They also want to use their experiences and to capitalise on the momentum that is currently building around this issue in Kenya to create and lead a movement, through which;

  1. They warn Kenyans about the unfair conditions of work under the ‘Kafala’ migration system in the GCC region;
  2. Remind emigrants of their rights and inherent dignity;
  3. Empower other victims to speak up to demand justice; and
  4. Demand long-term, systemic change to prevent future abuses in both Kenya and abroad.

There are 6,000 -7,000 Kenyan domestic workers in the Gulf Cooperation – with the vast majority female.[1] They work under the ‘Kafala System’ that gives their employers extensive control over their employment and living conditions, as well as tying their legal status to their work contract. The system is employed across the Arab region and has led to many alleged human rights violations.

According to FIDA-Kenya legal aid statistics, 10 family members of migrant workers have reported complaints from their family members of being abused physically and sexually by their employers. They complaint that they have been subjected to inhuman and degrading treatment by being denied a place to sleep, food, non-protective gear at the workplace leading to fatal injuries while at work.6 of the victims complained of human trafficking and when they approached embassies they were not assisted. Despite making formal complaints to the Kenyan embassy, they did not receive any assistance.

According to Victims’ Advocates International (VAI), over the past ten years, The Kenyan Consul, Mr. Sayed El Chalouhi, has encouraged a culture of exploitation and extortion at the Kenyan Consulate in Lebanon. The consulate’s abuses include corruption, extorting payments from migrant domestic in dire need of assistance after fleeing violent employers, coercing Kenyan women into sex work to pay for inflated consular fees, and refusing to help Kenyan citizens seeking consular support for repatriation back to Kenya and access to justice in Lebanon.[2]

The Victims’ Advocates International has documented reports from victims of failure by the consul to undertake the basic duties of supporting Kenyan citizens.

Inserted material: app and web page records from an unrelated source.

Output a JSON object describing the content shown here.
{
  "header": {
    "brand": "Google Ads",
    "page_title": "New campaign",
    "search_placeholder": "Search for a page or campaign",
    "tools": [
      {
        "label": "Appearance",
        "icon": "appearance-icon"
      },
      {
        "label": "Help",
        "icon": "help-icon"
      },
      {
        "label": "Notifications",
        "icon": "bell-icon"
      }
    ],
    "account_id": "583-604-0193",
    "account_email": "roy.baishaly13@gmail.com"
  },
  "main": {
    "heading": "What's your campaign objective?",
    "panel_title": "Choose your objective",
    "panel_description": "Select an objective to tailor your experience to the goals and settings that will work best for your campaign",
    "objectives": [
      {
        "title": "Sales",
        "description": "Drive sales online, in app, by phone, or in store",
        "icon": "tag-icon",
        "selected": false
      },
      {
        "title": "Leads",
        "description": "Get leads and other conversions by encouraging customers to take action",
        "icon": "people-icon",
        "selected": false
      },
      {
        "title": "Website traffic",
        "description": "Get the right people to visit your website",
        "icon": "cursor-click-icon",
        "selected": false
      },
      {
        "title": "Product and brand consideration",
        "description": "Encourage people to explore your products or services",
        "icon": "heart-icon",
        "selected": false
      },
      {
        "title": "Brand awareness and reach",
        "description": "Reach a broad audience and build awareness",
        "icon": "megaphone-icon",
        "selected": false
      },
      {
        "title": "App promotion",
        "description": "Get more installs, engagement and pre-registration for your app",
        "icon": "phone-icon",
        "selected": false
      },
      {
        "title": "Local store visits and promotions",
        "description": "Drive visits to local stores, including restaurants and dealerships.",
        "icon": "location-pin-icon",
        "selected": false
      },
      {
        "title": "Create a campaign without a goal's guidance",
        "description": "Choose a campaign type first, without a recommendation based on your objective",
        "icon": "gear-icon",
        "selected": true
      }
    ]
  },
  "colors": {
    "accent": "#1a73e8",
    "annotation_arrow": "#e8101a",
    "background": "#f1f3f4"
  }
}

According to Victims’ Advocates International, when women have sought support, including in cases of abuse, unpaid wages and detention, the Consul has refused to help and often abused the women or called the police on them. Victims’ Advocates International, at least three Kenyan women have gone missing since 2014: Salome

Wanjiru Kagwi in early 2014, Margaret Wanja Wanjohi in 2015, and Yvone Wanjiru Mwangi in 2016. These were reported to the consulate but no support was given and there are no known formal investigations. At least 50 women have alleged abuse at the Kenyan Consulate when seeking help.[3] The situation has further deteriorated since the Beirut explosion on 4th August 2020 that destroyed many homes. Since then, up to 30 Kenyan women have slept outside the Consulate, without shelters or alternative options.[4]

VAI supported a group of Kenyan women in April 2020 who had been abused in the Beirut Consulate to write a letter to the main Kenyan Embassy in Kuwait, accusing the honorary consul of abuse. The Embassy replied, saying that the Kenyan Ambassador would visit Lebanon as soon as the lockdown was over to hold consultations with the Kenyan community.






Share on facebook
Share on twitter
Share on linkedin